■ **YOUR ASSIGNMENT**
Give back a single number: the count of lines in the data that contain the string "icon".

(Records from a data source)
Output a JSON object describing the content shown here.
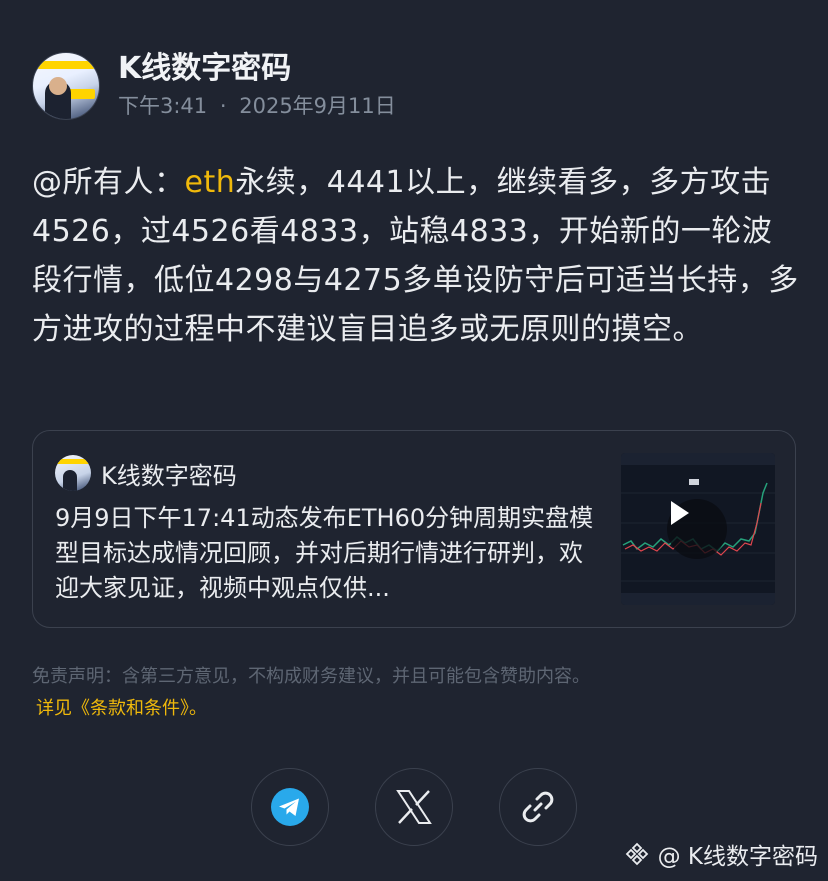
{
  "author": {
    "name": "K线数字密码",
    "time": "下午3:41",
    "separator": "·",
    "date": "2025年9月11日"
  },
  "post": {
    "mention": "@所有人：",
    "highlight": "eth",
    "text": "永续，4441以上，继续看多，多方攻击4526，过4526看4833，站稳4833，开始新的一轮波段行情，低位4298与4275多单设防守后可适当长持，多方进攻的过程中不建议盲目追多或无原则的摸空。"
  },
  "quoted": {
    "name": "K线数字密码",
    "text": "9月9日下午17:41动态发布ETH60分钟周期实盘模型目标达成情况回顾，并对后期行情进行研判，欢迎大家见证，视频中观点仅供..."
  },
  "disclaimer": "免责声明：含第三方意见，不构成财务建议，并且可能包含赞助内容。",
  "terms": "详见《条款和条件》。",
  "share": {
    "telegram_icon": "telegram-icon",
    "x_icon": "x-icon",
    "link_icon": "link-icon"
  },
  "watermark": "@ K线数字密码",
  "colors": {
    "background": "#1f2430",
    "accent": "#f0b90b",
    "muted": "#848e9c",
    "telegram": "#29a9eb"
  }
}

■ **EXERCISE OUTPUT**
3